[Records from a collection]
────────

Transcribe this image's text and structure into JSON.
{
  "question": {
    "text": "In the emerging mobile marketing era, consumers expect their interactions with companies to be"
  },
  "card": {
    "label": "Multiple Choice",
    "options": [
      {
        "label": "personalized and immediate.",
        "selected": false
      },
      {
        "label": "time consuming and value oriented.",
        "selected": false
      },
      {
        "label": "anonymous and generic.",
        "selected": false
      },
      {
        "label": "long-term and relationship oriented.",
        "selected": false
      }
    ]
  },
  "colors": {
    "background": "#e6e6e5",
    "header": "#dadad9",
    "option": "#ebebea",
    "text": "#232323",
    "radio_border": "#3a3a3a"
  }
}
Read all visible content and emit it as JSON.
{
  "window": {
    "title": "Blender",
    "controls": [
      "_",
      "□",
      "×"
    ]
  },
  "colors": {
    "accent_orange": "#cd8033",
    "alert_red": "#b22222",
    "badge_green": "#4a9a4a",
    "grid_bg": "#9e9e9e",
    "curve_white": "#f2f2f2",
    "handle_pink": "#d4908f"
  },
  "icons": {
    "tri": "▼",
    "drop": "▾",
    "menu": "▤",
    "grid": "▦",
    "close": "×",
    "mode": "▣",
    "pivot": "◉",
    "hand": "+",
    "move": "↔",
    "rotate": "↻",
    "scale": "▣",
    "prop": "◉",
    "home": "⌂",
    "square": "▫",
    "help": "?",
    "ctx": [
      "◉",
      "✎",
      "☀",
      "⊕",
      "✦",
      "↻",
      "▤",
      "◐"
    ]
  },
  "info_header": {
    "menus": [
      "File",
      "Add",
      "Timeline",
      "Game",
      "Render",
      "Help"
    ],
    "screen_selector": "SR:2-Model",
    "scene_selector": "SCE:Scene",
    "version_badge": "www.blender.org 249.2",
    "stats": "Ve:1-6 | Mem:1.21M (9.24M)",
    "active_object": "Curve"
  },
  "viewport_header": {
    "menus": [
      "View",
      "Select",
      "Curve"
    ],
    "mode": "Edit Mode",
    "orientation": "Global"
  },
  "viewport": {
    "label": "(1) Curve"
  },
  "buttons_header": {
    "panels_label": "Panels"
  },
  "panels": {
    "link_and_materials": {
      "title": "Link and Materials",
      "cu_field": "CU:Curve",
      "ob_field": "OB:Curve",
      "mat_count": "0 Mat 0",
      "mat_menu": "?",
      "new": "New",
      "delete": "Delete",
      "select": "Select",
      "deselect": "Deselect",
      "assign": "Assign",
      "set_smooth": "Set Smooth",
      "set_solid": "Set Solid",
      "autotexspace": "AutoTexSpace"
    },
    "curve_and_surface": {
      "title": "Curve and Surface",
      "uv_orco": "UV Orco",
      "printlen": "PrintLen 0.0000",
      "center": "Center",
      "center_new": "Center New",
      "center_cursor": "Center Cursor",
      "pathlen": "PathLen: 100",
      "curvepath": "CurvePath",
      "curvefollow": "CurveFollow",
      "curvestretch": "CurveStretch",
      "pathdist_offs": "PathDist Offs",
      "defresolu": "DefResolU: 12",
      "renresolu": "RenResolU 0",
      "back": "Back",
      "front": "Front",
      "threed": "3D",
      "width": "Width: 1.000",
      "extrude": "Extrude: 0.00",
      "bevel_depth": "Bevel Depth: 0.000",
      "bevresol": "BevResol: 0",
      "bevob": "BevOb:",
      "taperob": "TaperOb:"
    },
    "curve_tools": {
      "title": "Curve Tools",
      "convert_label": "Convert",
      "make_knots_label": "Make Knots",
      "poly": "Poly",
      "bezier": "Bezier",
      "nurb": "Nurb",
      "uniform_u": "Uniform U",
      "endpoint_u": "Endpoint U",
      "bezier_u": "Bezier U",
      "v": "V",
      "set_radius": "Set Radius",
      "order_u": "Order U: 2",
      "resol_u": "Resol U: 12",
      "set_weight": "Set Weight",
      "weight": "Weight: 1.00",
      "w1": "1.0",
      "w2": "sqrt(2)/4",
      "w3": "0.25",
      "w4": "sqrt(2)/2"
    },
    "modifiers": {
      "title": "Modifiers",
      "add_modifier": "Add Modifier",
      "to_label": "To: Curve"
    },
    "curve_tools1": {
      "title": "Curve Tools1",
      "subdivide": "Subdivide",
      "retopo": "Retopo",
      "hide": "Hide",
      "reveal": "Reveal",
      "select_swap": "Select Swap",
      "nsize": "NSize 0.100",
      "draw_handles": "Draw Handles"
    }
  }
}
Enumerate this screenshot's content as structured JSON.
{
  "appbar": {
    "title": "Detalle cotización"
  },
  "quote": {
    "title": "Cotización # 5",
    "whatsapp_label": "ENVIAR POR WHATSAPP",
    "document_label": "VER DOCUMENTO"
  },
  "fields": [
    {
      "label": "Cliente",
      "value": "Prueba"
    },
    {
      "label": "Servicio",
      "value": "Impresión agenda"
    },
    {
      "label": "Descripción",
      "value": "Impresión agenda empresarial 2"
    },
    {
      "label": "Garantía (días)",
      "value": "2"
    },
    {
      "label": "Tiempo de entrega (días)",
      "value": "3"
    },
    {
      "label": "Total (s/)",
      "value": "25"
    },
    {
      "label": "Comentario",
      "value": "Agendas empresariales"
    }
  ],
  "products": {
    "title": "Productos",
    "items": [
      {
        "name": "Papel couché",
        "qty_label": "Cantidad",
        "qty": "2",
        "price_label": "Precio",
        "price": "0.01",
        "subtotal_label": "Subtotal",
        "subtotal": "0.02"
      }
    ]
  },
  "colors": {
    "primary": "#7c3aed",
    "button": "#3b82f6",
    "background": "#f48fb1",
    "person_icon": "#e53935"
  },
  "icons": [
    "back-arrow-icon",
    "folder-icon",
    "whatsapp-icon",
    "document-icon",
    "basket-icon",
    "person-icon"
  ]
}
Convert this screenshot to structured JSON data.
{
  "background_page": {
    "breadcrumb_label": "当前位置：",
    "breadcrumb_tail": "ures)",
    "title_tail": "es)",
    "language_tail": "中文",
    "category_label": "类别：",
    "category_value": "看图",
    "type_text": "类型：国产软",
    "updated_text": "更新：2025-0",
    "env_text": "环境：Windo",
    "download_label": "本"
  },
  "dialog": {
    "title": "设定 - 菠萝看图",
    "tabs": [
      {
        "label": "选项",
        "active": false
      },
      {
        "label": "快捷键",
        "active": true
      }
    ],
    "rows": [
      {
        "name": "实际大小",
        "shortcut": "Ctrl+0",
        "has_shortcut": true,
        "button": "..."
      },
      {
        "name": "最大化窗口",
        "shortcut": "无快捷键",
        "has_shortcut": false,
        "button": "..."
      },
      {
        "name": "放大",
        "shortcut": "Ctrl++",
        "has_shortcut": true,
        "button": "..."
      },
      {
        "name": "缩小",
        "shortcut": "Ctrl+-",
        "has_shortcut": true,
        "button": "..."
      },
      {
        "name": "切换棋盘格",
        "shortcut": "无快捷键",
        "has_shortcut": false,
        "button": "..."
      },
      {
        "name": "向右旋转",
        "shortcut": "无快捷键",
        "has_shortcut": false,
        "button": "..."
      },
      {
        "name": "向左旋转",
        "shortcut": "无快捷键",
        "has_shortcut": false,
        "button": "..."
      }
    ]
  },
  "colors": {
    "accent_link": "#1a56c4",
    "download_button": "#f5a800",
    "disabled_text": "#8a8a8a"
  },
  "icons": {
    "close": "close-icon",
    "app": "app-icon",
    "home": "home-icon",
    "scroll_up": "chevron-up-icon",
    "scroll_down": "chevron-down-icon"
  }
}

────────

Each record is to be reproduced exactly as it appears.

▶ Written answer
Transcribe this image's text and structure into JSON.
{
  "question": {
    "text": "In the emerging mobile marketing era, consumers expect their interactions with companies to be"
  },
  "card": {
    "label": "Multiple Choice",
    "options": [
      {
        "label": "personalized and immediate.",
        "selected": false
      },
      {
        "label": "time consuming and value oriented.",
        "selected": false
      },
      {
        "label": "anonymous and generic.",
        "selected": false
      },
      {
        "label": "long-term and relationship oriented.",
        "selected": false
      }
    ]
  },
  "colors": {
    "background": "#e6e6e5",
    "header": "#dadad9",
    "option": "#ebebea",
    "text": "#232323",
    "radio_border": "#3a3a3a"
  }
}
Read all visible content and emit it as JSON.
{
  "window": {
    "title": "Blender",
    "controls": [
      "_",
      "□",
      "×"
    ]
  },
  "colors": {
    "accent_orange": "#cd8033",
    "alert_red": "#b22222",
    "badge_green": "#4a9a4a",
    "grid_bg": "#9e9e9e",
    "curve_white": "#f2f2f2",
    "handle_pink": "#d4908f"
  },
  "icons": {
    "tri": "▼",
    "drop": "▾",
    "menu": "▤",
    "grid": "▦",
    "close": "×",
    "mode": "▣",
    "pivot": "◉",
    "hand": "+",
    "move": "↔",
    "rotate": "↻",
    "scale": "▣",
    "prop": "◉",
    "home": "⌂",
    "square": "▫",
    "help": "?",
    "ctx": [
      "◉",
      "✎",
      "☀",
      "⊕",
      "✦",
      "↻",
      "▤",
      "◐"
    ]
  },
  "info_header": {
    "menus": [
      "File",
      "Add",
      "Timeline",
      "Game",
      "Render",
      "Help"
    ],
    "screen_selector": "SR:2-Model",
    "scene_selector": "SCE:Scene",
    "version_badge": "www.blender.org 249.2",
    "stats": "Ve:1-6 | Mem:1.21M (9.24M)",
    "active_object": "Curve"
  },
  "viewport_header": {
    "menus": [
      "View",
      "Select",
      "Curve"
    ],
    "mode": "Edit Mode",
    "orientation": "Global"
  },
  "viewport": {
    "label": "(1) Curve"
  },
  "buttons_header": {
    "panels_label": "Panels"
  },
  "panels": {
    "link_and_materials": {
      "title": "Link and Materials",
      "cu_field": "CU:Curve",
      "ob_field": "OB:Curve",
      "mat_count": "0 Mat 0",
      "mat_menu": "?",
      "new": "New",
      "delete": "Delete",
      "select": "Select",
      "deselect": "Deselect",
      "assign": "Assign",
      "set_smooth": "Set Smooth",
      "set_solid": "Set Solid",
      "autotexspace": "AutoTexSpace"
    },
    "curve_and_surface": {
      "title": "Curve and Surface",
      "uv_orco": "UV Orco",
      "printlen": "PrintLen 0.0000",
      "center": "Center",
      "center_new": "Center New",
      "center_cursor": "Center Cursor",
      "pathlen": "PathLen: 100",
      "curvepath": "CurvePath",
      "curvefollow": "CurveFollow",
      "curvestretch": "CurveStretch",
      "pathdist_offs": "PathDist Offs",
      "defresolu": "DefResolU: 12",
      "renresolu": "RenResolU 0",
      "back": "Back",
      "front": "Front",
      "threed": "3D",
      "width": "Width: 1.000",
      "extrude": "Extrude: 0.00",
      "bevel_depth": "Bevel Depth: 0.000",
      "bevresol": "BevResol: 0",
      "bevob": "BevOb:",
      "taperob": "TaperOb:"
    },
    "curve_tools": {
      "title": "Curve Tools",
      "convert_label": "Convert",
      "make_knots_label": "Make Knots",
      "poly": "Poly",
      "bezier": "Bezier",
      "nurb": "Nurb",
      "uniform_u": "Uniform U",
      "endpoint_u": "Endpoint U",
      "bezier_u": "Bezier U",
      "v": "V",
      "set_radius": "Set Radius",
      "order_u": "Order U: 2",
      "resol_u": "Resol U: 12",
      "set_weight": "Set Weight",
      "weight": "Weight: 1.00",
      "w1": "1.0",
      "w2": "sqrt(2)/4",
      "w3": "0.25",
      "w4": "sqrt(2)/2"
    },
    "modifiers": {
      "title": "Modifiers",
      "add_modifier": "Add Modifier",
      "to_label": "To: Curve"
    },
    "curve_tools1": {
      "title": "Curve Tools1",
      "subdivide": "Subdivide",
      "retopo": "Retopo",
      "hide": "Hide",
      "reveal": "Reveal",
      "select_swap": "Select Swap",
      "nsize": "NSize 0.100",
      "draw_handles": "Draw Handles"
    }
  }
}
Enumerate this screenshot's content as structured JSON.
{
  "appbar": {
    "title": "Detalle cotización"
  },
  "quote": {
    "title": "Cotización # 5",
    "whatsapp_label": "ENVIAR POR WHATSAPP",
    "document_label": "VER DOCUMENTO"
  },
  "fields": [
    {
      "label": "Cliente",
      "value": "Prueba"
    },
    {
      "label": "Servicio",
      "value": "Impresión agenda"
    },
    {
      "label": "Descripción",
      "value": "Impresión agenda empresarial 2"
    },
    {
      "label": "Garantía (días)",
      "value": "2"
    },
    {
      "label": "Tiempo de entrega (días)",
      "value": "3"
    },
    {
      "label": "Total (s/)",
      "value": "25"
    },
    {
      "label": "Comentario",
      "value": "Agendas empresariales"
    }
  ],
  "products": {
    "title": "Productos",
    "items": [
      {
        "name": "Papel couché",
        "qty_label": "Cantidad",
        "qty": "2",
        "price_label": "Precio",
        "price": "0.01",
        "subtotal_label": "Subtotal",
        "subtotal": "0.02"
      }
    ]
  },
  "colors": {
    "primary": "#7c3aed",
    "button": "#3b82f6",
    "background": "#f48fb1",
    "person_icon": "#e53935"
  },
  "icons": [
    "back-arrow-icon",
    "folder-icon",
    "whatsapp-icon",
    "document-icon",
    "basket-icon",
    "person-icon"
  ]
}
Convert this screenshot to structured JSON data.
{
  "background_page": {
    "breadcrumb_label": "当前位置：",
    "breadcrumb_tail": "ures)",
    "title_tail": "es)",
    "language_tail": "中文",
    "category_label": "类别：",
    "category_value": "看图",
    "type_text": "类型：国产软",
    "updated_text": "更新：2025-0",
    "env_text": "环境：Windo",
    "download_label": "本"
  },
  "dialog": {
    "title": "设定 - 菠萝看图",
    "tabs": [
      {
        "label": "选项",
        "active": false
      },
      {
        "label": "快捷键",
        "active": true
      }
    ],
    "rows": [
      {
        "name": "实际大小",
        "shortcut": "Ctrl+0",
        "has_shortcut": true,
        "button": "..."
      },
      {
        "name": "最大化窗口",
        "shortcut": "无快捷键",
        "has_shortcut": false,
        "button": "..."
      },
      {
        "name": "放大",
        "shortcut": "Ctrl++",
        "has_shortcut": true,
        "button": "..."
      },
      {
        "name": "缩小",
        "shortcut": "Ctrl+-",
        "has_shortcut": true,
        "button": "..."
      },
      {
        "name": "切换棋盘格",
        "shortcut": "无快捷键",
        "has_shortcut": false,
        "button": "..."
      },
      {
        "name": "向右旋转",
        "shortcut": "无快捷键",
        "has_shortcut": false,
        "button": "..."
      },
      {
        "name": "向左旋转",
        "shortcut": "无快捷键",
        "has_shortcut": false,
        "button": "..."
      }
    ]
  },
  "colors": {
    "accent_link": "#1a56c4",
    "download_button": "#f5a800",
    "disabled_text": "#8a8a8a"
  },
  "icons": {
    "close": "close-icon",
    "app": "app-icon",
    "home": "home-icon",
    "scroll_up": "chevron-up-icon",
    "scroll_down": "chevron-down-icon"
  }
}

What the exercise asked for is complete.